As a writer, I am often asked if I need a specific place or space to do my writing. That may be true for many writers, but for me the resounding answer is NO.
Since I’ve always had a day job, I’ve always had to carve out a little bit of time or space from my structured day wherever and whenever I could to write. I would write at home on weekends or evenings; at work I would write on breaks or lunch hours. In my early years I often wrote longhand on legal pads so I could take my writing with me anywhere and jot a few lines as the spirit moved me. I worked for the phone company for many years, so I have a lot of notes scribbled on customer service contact memos. I actually wrote my romance satire, The Pits of Passion, purely on breaks in the lunch room of the phone company. I used to go to break expecting to write, only to find that all the pages of my legal pad had been parceled out to everyone else on break so they could all keep up with the latest action. I had to hunt down the last page and take it forcibly so I could continue the story.

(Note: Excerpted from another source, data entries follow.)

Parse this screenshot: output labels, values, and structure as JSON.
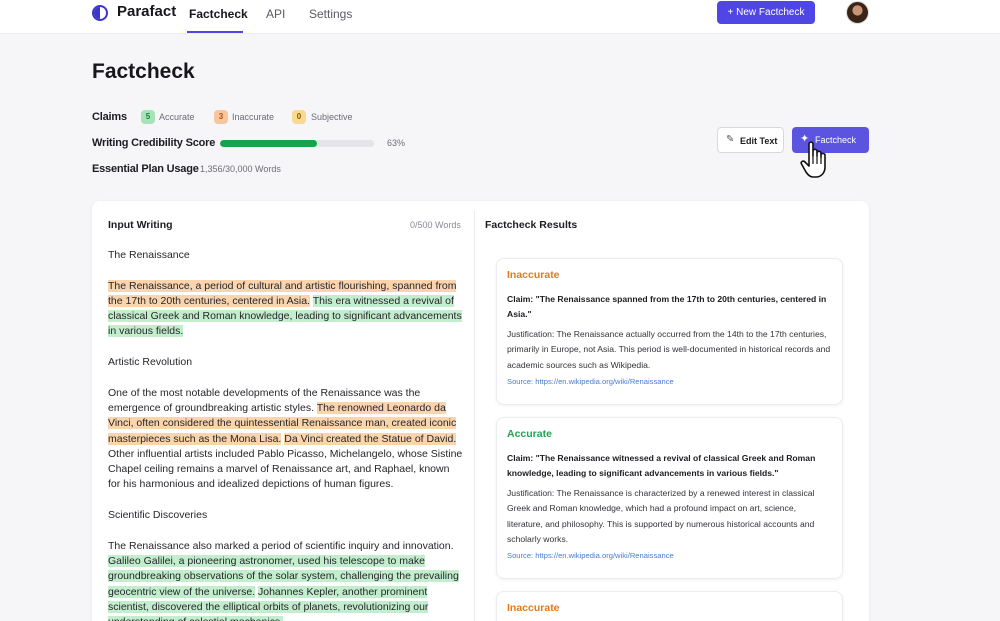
{
  "app": {
    "brand": "Parafact",
    "nav": {
      "factcheck": "Factcheck",
      "api": "API",
      "settings": "Settings"
    },
    "new_button": "+ New Factcheck"
  },
  "page": {
    "title": "Factcheck"
  },
  "stats": {
    "claims_label": "Claims",
    "accurate_count": "5",
    "accurate_label": "Accurate",
    "inaccurate_count": "3",
    "inaccurate_label": "Inaccurate",
    "subjective_count": "0",
    "subjective_label": "Subjective",
    "credibility_label": "Writing Credibility Score",
    "credibility_percent": "63%",
    "credibility_value": 0.63,
    "usage_label": "Essential Plan Usage",
    "usage_value": "1,356/30,000 Words"
  },
  "actions": {
    "edit": "Edit Text",
    "factcheck": "Factcheck"
  },
  "input": {
    "title": "Input Writing",
    "word_count": "0/500 Words",
    "heading1": "The Renaissance",
    "p1_s1": "The Renaissance, a period of cultural and artistic flourishing, spanned from the 17th to 20th centuries, centered in Asia.",
    "p1_s2": "This era witnessed a revival of classical Greek and Roman knowledge, leading to significant advancements in various fields.",
    "heading2": "Artistic Revolution",
    "p2_s1": "One of the most notable developments of the Renaissance was the emergence of groundbreaking artistic styles.",
    "p2_s2": "The renowned Leonardo da Vinci, often considered the quintessential Renaissance man, created iconic masterpieces such as the Mona Lisa.",
    "p2_s3": "Da Vinci created the Statue of David.",
    "p2_s4": "Other influential artists included Pablo Picasso, Michelangelo, whose Sistine Chapel ceiling remains a marvel of Renaissance art, and Raphael, known for his harmonious and idealized depictions of human figures.",
    "heading3": "Scientific Discoveries",
    "p3_s1": "The Renaissance also marked a period of scientific inquiry and innovation.",
    "p3_s2": "Galileo Galilei, a pioneering astronomer, used his telescope to make groundbreaking observations of the solar system, challenging the prevailing geocentric view of the universe.",
    "p3_s3": "Johannes Kepler, another prominent scientist, discovered the elliptical orbits of planets, revolutionizing our understanding of celestial mechanics."
  },
  "results": {
    "title": "Factcheck Results",
    "items": [
      {
        "status": "Inaccurate",
        "claim": "Claim: \"The Renaissance spanned from the 17th to 20th centuries, centered in Asia.\"",
        "justification": "Justification: The Renaissance actually occurred from the 14th to the 17th centuries, primarily in Europe, not Asia. This period is well-documented in historical records and academic sources such as Wikipedia.",
        "source": "Source: https://en.wikipedia.org/wiki/Renaissance"
      },
      {
        "status": "Accurate",
        "claim": "Claim: \"The Renaissance witnessed a revival of classical Greek and Roman knowledge, leading to significant advancements in various fields.\"",
        "justification": "Justification: The Renaissance is characterized by a renewed interest in classical Greek and Roman knowledge, which had a profound impact on art, science, literature, and philosophy. This is supported by numerous historical accounts and scholarly works.",
        "source": "Source: https://en.wikipedia.org/wiki/Renaissance"
      },
      {
        "status": "Inaccurate"
      }
    ]
  },
  "colors": {
    "accent": "#4f46e5",
    "accurate": "#22a34f",
    "inaccurate": "#e07b1a",
    "progress": "#16a34a"
  }
}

So having a quiet little bubble to write in was never an issue. I guess I’m lucky that way, or unlucky. Not having the “right” environment has never stopped me, but then again, I don’t have any excuse (not the right lighting, not the right temperature, not the right ambiance) to not write.

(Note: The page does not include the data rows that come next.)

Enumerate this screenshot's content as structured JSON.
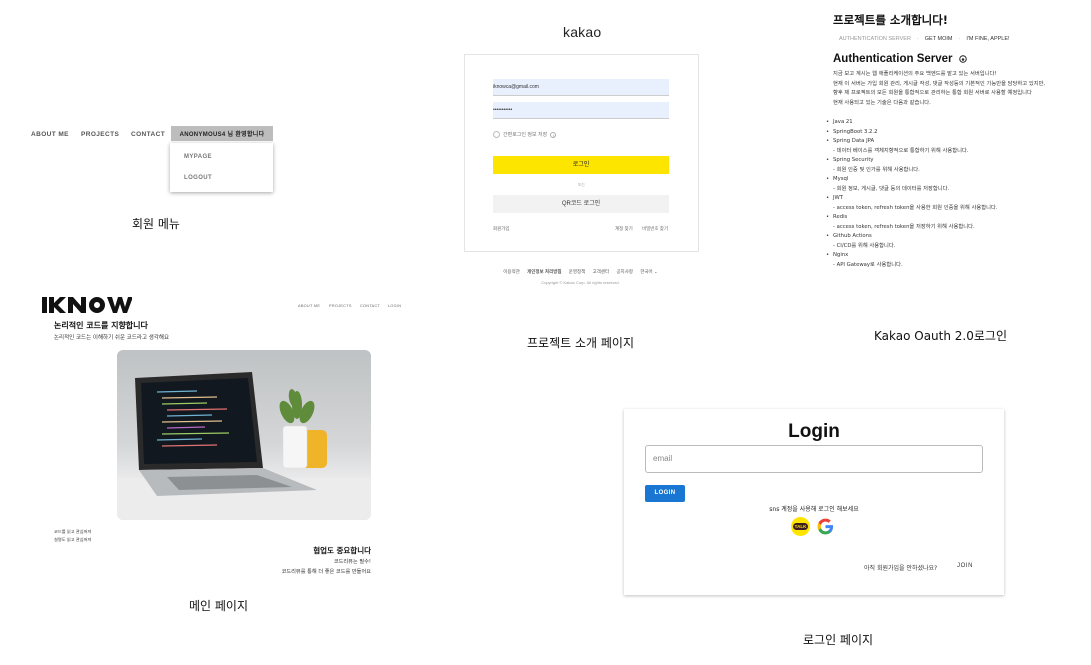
{
  "member_menu": {
    "nav": [
      "ABOUT ME",
      "PROJECTS",
      "CONTACT"
    ],
    "user_badge": "ANONYMOUS4 님 환영합니다",
    "dropdown": [
      "MYPAGE",
      "LOGOUT"
    ],
    "caption": "회원 메뉴"
  },
  "kakao": {
    "logo": "kakao",
    "email_value": "iknowca@gmail.com",
    "password_value": "•••••••••••",
    "remember_label": "간편로그인 정보 저장",
    "login_button": "로그인",
    "or_text": "또는",
    "qr_button": "QR코드 로그인",
    "signup_link": "회원가입",
    "find_account": "계정 찾기",
    "find_password": "비밀번호 찾기",
    "footer_links": [
      "이용약관",
      "개인정보 처리방침",
      "운영정책",
      "고객센터",
      "공지사항",
      "한국어 ⌄"
    ],
    "copyright": "Copyright © Kakao Corp. All rights reserved.",
    "caption": "Kakao Oauth 2.0로그인"
  },
  "project": {
    "title": "프로젝트를 소개합니다!",
    "tabs": [
      "AUTHENTICATION SERVER",
      "·",
      "GET MOIM",
      "·",
      "I'M FINE, APPLE!"
    ],
    "auth_title": "Authentication Server",
    "desc": [
      "지금 보고 계시는 웹 애플리케이션의 주요 백엔드를 맡고 있는 서버입니다!",
      "현재 이 서버는 가입 회원 관리, 게시글 작성, 댓글 작성등의 기본적인 기능만을 담당하고 있지만,",
      "향후 제 프로젝트의 모든 회원을 통합적으로 관리하는 통합 회원 서버로 사용할 예정입니다",
      "현재 사용되고 있는 기술은 다음과 같습니다."
    ],
    "tech": [
      {
        "name": "Java 21",
        "sub": ""
      },
      {
        "name": "SpringBoot 3.2.2",
        "sub": ""
      },
      {
        "name": "Spring Data JPA",
        "sub": "- 데이터 베이스를 객체지향적으로 통합하기 위해 사용합니다."
      },
      {
        "name": "Spring Security",
        "sub": "- 회원 인증 및 인가를 위해 사용합니다."
      },
      {
        "name": "Mysql",
        "sub": "- 회원 정보, 게시글, 댓글 등의 데이터를 저장합니다."
      },
      {
        "name": "JWT",
        "sub": "- access token, refresh token을 사용한 회원 인증을 위해 사용합니다."
      },
      {
        "name": "Redis",
        "sub": "- access token, refresh token을 저장하기 위해 사용합니다."
      },
      {
        "name": "Github Actions",
        "sub": "- CI/CD를 위해 사용합니다."
      },
      {
        "name": "Nginx",
        "sub": "- API Gateway로 사용합니다."
      }
    ],
    "caption": "프로젝트 소개 페이지"
  },
  "main_page": {
    "logo": "IKNOW",
    "nav": [
      "ABOUT ME",
      "PROJECTS",
      "CONTACT",
      "LOGIN"
    ],
    "headline": "논리적인 코드를 지향합니다",
    "subline": "논리적인 코드는 이해하기 쉬운 코드라고 생각해요",
    "small1": "코드를 읽고 관심꺼져",
    "small2": "설명도 읽고 관심꺼져",
    "collab_title": "협업도 중요합니다",
    "collab_sub1": "코드리뷰는 필수!",
    "collab_sub2": "코드리뷰를 통해 더 좋은 코드를 만들어요",
    "caption": "메인 페이지"
  },
  "login_page": {
    "title": "Login",
    "email_placeholder": "email",
    "login_button": "LOGIN",
    "sns_text": "sns 계정을 사용해 로그인 해보세요",
    "kakao_icon_label": "TALK",
    "join_question": "아직 회원가입을 안하셨나요?",
    "join_button": "JOIN",
    "caption": "로그인 페이지"
  }
}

Recently I found myself thinking about that perfect place to write. My husband and I were lucky enough to spend a few days after New Year’s at our favorite place on the planet—the Grand Canyon. We had rented a cabin only steps from the South Rim. In the winter there are much fewer tourists around than during the summer, so it was almost idyllic. However, it was frickin’ freezing! The low in the morning was -2º; the wind chill took it to -10 º, but if we were lucky, it warmed up to maybe 28 º during the day. Now, I’m not a native Arizonan, but after 25 years in Tucson, I’m pretty spoiled by mild winters the rest of the country only dreams about. Trying to hike snow-covered trails in -10 º slashing wind is not exactly my definition of relaxing. We’d hike for a bit, feel our faces and fingers begin to go numb and duck into a restaurant for a cup of hot. Later we’d go out and face the wind again, but it really had to be taken in small doses, and those respites of toasty warm air and hot drinks felt like heaven.
I got to thinking how nice it would be to have my own cabin and at times like this, have a nice warm corner with big windows that looked out over the canyon. Full view of this scenic wonder, a hot cup of tea, maybe a couple of cookies for good measure or my cat sleeping on my desk … I could go for that. I’m not really sure how productive I’d be with that distracting view, but I’d sure like to try it out.
The best thing about the canyon is the solitude. Oh, I’m not talking about the area right behind Bright Angel Lodge where every tourist and their brothers gather to take that iconic picture on their cell phones. I’m talking about the wild spaces just yards down the trail where 99% of the tourists never go. When we were there, the most traveled areas were of course cleared of snow by the gazillions of feet that shuffled about, but we didn’t have to go very far before the trails were smothered in white stuff. Since we’re blessed with abundant sunlight here, the snow melts during the day and then refreezes at night, so there were plenty of places that were glassy with ice. It’s not hard to deduce that losing one’s balance at the edge of the Grand Canyon is not a good idea. Rather than take the slippery scenic rim trail, we opted for the deeper snow back amid the trees. The walking was easier and we didn’t have to be quite so careful. And it turned out we weren’t the only ones who thought that way.
We hadn’t been walking long when I wanted to stop and take a picture of the sparkly snow. Because of the low humidity here (single digits, usually), the snow tends to be powder dry, and the ice crystals sparkle like diamonds. It’s a beautiful phenomenon, but is hard to catch with a camera. Getting the right angle and the right light took some figuring. As I was working on that, my husband said, “Don’t move.”
I looked up and saw the most gorgeous mule deer staring back at me. We’d inadvertently taken the same unofficial trail as a large mulie doe and her year-old son who was just barely sporting nubs on his forehead. Being very used to all the people that mill about the canyon, the deer were not the least bit afraid of us, although they did keep their distance as we moved closer to them. They simply wandered a bit further off, but continued their slow grazing on tufts of green that broke through the snow. We enjoyed their company for many long minutes, taking plenty of pictures, then moved off to leave them in peace. It was time again to get out of the cold and back into the warmth of a cozy room.
Grand scenery, the peace of natural places, the beauty of wild creatures … yes, I could write in a place like that.
Anybody got a cabin they’re not using?